## Data:
.....
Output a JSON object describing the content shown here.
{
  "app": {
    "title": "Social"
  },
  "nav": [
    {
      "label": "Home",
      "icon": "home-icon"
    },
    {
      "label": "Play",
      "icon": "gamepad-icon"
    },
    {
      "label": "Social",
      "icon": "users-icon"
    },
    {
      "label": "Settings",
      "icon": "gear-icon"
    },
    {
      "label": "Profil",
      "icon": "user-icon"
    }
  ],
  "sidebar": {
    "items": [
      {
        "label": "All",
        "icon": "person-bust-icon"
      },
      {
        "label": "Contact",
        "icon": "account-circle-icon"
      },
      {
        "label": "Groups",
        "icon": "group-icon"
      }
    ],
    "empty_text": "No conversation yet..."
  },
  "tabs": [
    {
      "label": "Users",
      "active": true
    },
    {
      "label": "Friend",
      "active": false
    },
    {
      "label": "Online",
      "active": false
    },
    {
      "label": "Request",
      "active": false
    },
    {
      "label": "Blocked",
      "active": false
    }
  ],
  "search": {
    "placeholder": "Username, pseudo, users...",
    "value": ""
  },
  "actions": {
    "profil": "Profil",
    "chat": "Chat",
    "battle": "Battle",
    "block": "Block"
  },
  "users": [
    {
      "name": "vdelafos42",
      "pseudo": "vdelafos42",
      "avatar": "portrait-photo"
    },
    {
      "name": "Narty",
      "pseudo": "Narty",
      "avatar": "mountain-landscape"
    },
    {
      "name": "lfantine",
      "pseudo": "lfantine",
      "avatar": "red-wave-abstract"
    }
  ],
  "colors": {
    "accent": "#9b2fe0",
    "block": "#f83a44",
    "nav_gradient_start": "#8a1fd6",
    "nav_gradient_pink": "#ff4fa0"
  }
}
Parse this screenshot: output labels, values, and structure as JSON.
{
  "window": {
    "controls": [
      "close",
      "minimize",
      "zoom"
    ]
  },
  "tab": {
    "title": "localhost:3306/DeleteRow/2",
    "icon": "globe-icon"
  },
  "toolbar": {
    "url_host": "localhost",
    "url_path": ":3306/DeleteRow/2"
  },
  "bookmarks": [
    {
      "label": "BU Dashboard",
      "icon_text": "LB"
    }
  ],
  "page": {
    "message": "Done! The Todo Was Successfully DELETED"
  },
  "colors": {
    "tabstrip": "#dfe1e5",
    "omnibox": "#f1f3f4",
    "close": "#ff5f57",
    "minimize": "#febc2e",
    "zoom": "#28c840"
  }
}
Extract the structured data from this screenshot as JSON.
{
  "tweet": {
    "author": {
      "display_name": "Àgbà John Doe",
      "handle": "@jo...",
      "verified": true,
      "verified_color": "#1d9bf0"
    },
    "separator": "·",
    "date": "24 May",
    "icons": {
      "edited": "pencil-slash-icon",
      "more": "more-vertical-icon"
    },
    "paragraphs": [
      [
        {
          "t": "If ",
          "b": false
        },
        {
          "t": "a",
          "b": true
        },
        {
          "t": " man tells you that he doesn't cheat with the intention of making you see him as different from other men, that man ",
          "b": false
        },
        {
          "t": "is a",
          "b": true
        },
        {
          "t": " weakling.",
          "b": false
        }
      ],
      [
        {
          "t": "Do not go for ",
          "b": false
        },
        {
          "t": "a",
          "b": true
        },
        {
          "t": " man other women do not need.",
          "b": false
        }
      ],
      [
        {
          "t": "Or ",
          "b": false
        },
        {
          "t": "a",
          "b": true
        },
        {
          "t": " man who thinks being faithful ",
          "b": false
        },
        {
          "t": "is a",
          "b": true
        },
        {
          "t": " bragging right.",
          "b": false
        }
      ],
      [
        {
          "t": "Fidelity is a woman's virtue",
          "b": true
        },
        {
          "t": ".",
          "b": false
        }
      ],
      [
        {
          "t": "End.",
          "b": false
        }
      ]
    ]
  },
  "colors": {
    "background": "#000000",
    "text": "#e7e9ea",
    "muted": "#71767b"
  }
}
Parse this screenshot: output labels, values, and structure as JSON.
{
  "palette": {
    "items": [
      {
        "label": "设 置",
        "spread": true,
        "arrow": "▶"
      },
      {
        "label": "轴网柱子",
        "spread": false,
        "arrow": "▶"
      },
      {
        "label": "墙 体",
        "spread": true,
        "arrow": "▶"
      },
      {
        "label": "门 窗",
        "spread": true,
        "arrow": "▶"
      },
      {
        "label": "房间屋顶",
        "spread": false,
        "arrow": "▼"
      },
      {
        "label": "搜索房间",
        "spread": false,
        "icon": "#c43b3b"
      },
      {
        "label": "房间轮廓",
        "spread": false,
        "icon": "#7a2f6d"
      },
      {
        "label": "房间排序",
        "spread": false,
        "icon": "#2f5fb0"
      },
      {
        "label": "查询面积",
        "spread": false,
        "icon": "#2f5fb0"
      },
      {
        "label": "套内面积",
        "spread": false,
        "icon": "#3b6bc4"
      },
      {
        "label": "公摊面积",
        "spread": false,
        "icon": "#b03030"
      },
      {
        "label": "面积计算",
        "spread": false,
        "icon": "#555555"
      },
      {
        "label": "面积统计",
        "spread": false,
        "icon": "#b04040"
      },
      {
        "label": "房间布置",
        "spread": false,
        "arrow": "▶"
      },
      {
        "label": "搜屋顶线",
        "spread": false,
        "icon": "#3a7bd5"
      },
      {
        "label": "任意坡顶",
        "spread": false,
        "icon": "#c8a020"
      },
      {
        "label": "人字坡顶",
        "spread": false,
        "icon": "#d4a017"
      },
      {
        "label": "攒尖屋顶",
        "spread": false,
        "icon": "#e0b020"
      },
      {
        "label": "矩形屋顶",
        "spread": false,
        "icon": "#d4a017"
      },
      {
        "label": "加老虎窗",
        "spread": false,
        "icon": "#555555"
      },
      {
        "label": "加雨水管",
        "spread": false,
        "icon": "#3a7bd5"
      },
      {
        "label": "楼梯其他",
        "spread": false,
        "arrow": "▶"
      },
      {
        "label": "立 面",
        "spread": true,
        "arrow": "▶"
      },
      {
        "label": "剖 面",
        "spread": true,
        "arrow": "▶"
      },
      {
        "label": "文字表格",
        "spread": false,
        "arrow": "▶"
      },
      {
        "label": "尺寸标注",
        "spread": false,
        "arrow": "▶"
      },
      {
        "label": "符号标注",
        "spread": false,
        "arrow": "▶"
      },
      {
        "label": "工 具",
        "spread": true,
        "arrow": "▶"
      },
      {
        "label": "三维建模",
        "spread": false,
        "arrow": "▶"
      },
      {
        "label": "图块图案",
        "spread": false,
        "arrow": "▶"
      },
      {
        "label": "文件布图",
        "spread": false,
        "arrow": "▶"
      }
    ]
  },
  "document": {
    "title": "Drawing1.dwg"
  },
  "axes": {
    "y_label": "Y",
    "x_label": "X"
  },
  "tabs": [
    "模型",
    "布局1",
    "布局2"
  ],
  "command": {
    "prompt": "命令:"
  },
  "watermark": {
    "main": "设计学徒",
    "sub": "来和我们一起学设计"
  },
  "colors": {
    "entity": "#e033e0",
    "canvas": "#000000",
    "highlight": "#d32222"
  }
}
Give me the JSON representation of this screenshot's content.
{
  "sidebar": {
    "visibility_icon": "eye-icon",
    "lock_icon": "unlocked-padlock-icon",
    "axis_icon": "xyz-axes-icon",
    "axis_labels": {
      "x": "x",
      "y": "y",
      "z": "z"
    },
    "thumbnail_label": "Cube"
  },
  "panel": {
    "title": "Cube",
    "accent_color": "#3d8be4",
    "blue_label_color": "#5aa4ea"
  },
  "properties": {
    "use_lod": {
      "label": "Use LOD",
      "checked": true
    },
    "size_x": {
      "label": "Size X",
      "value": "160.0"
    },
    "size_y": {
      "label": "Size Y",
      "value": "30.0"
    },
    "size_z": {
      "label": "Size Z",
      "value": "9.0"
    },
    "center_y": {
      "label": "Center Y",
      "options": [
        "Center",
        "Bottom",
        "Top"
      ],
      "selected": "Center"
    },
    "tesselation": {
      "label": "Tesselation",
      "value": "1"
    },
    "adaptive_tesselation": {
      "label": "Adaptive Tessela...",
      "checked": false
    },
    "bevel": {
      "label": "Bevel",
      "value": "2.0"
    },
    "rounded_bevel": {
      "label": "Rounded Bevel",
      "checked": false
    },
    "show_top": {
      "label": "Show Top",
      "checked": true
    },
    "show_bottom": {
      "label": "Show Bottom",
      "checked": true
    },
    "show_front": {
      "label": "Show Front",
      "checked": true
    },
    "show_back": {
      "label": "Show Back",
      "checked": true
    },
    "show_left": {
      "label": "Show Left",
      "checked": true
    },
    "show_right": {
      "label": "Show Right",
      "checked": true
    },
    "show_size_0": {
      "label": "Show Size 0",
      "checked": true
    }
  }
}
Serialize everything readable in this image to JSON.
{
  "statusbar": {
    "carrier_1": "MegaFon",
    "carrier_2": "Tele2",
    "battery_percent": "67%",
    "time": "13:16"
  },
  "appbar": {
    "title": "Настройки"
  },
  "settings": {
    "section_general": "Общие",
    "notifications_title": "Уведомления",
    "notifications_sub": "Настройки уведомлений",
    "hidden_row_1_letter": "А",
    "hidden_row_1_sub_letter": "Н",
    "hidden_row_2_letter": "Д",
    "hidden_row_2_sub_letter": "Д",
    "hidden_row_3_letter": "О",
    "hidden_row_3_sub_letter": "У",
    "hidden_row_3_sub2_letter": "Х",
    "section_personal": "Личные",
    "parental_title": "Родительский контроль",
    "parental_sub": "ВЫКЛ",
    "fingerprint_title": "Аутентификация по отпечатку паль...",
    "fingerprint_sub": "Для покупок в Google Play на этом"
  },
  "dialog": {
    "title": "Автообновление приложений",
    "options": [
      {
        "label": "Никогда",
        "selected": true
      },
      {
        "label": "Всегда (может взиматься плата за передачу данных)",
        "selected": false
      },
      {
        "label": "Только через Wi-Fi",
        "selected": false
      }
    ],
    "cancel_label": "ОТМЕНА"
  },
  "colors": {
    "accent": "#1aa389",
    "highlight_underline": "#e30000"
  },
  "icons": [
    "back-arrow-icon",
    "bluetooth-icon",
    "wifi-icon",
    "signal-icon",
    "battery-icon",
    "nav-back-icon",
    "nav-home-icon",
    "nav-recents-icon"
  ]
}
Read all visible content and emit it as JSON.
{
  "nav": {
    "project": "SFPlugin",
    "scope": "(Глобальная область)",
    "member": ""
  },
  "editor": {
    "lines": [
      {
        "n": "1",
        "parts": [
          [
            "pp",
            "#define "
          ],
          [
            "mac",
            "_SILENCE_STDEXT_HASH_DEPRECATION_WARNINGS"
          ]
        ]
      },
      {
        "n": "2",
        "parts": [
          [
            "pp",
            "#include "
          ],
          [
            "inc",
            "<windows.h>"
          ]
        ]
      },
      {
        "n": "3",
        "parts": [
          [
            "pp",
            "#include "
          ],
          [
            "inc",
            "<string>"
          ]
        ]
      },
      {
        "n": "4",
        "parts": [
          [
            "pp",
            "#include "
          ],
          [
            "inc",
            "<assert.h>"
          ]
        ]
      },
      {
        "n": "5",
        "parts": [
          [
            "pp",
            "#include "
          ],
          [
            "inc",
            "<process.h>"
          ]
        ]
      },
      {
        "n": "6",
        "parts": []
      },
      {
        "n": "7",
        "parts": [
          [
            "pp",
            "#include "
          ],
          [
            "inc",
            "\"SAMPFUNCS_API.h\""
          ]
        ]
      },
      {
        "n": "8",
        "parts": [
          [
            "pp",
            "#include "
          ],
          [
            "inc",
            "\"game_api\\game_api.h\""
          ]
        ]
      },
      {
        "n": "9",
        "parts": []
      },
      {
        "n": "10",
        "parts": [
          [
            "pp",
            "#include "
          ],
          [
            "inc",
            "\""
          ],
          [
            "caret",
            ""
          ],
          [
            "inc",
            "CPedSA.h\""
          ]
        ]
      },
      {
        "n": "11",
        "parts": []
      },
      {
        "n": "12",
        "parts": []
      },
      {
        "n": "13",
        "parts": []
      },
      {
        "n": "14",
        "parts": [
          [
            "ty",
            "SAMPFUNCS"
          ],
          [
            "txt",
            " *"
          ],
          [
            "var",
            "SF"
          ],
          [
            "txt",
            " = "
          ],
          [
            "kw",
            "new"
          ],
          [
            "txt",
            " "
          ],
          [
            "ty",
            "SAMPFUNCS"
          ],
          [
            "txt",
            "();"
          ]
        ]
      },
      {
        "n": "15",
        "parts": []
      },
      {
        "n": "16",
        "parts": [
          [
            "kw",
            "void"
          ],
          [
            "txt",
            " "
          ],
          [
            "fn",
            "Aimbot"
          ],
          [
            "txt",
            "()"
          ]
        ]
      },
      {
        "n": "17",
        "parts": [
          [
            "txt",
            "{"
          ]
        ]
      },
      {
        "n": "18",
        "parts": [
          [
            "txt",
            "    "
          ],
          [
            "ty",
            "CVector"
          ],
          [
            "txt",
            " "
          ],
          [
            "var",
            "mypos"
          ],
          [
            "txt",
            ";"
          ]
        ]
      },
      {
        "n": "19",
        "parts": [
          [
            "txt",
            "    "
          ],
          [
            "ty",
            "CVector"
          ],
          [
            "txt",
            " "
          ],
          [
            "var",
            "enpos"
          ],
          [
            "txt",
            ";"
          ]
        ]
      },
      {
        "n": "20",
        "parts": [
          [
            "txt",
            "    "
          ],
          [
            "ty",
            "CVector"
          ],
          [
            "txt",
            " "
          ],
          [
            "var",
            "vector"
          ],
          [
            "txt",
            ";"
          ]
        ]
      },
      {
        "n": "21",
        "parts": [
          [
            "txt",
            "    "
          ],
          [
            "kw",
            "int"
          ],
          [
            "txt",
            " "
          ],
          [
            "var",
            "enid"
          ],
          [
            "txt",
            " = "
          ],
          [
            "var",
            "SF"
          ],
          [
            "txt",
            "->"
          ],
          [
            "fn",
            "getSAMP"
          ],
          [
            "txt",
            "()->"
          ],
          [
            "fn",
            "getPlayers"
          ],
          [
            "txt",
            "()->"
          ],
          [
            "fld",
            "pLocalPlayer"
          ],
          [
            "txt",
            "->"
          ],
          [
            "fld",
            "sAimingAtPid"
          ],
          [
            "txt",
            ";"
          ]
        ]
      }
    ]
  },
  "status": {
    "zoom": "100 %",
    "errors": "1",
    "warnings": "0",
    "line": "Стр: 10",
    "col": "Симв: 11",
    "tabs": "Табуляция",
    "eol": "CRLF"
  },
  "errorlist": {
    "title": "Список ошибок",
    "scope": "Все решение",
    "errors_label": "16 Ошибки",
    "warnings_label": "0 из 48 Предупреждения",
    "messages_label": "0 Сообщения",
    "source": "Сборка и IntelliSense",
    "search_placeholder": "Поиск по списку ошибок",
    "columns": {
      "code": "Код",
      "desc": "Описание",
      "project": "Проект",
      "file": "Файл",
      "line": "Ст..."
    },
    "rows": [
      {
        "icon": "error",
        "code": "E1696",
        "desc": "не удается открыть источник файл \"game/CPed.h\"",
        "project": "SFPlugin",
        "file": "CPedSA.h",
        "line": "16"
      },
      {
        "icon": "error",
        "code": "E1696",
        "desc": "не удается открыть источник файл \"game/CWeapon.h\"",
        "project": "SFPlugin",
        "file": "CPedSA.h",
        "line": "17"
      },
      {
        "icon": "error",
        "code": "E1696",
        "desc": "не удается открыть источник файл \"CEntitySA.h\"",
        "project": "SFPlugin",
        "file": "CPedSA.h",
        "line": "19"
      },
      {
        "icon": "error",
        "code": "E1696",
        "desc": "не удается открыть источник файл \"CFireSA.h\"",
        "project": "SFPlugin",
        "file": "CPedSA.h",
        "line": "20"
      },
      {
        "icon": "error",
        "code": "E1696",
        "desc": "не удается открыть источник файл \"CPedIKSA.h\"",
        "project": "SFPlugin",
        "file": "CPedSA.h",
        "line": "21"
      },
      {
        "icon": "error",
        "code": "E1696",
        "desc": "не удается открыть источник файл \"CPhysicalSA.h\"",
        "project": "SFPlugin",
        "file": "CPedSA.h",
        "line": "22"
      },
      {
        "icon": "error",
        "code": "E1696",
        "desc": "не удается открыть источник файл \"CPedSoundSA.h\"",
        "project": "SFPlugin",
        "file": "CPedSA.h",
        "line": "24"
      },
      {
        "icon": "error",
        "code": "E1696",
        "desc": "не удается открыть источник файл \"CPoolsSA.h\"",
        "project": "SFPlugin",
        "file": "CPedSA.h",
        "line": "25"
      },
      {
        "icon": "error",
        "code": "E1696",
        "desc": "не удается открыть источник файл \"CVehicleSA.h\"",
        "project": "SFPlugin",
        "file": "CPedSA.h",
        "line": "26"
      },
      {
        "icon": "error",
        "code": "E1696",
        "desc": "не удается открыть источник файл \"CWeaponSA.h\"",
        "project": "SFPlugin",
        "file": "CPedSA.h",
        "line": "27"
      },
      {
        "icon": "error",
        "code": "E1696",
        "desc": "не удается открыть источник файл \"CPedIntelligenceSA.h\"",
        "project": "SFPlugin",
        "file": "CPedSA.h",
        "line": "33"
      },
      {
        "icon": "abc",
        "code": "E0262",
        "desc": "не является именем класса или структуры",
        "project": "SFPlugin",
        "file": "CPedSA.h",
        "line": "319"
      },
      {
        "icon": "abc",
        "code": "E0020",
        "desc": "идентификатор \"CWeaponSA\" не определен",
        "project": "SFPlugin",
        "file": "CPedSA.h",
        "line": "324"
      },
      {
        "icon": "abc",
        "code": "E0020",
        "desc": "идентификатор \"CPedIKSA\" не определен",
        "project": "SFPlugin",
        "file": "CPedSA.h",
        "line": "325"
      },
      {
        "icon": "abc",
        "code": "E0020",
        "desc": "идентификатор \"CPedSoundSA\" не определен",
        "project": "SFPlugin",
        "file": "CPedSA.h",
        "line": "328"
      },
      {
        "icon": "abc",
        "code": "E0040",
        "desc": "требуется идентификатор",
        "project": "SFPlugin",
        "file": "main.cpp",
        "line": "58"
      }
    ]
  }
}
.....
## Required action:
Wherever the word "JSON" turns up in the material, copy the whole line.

## The completed task:
Output a JSON object describing the content shown here.
Parse this screenshot: output labels, values, and structure as JSON.
Extract the structured data from this screenshot as JSON.
Parse this screenshot: output labels, values, and structure as JSON.
Give me the JSON representation of this screenshot's content.
Serialize everything readable in this image to JSON.
Read all visible content and emit it as JSON.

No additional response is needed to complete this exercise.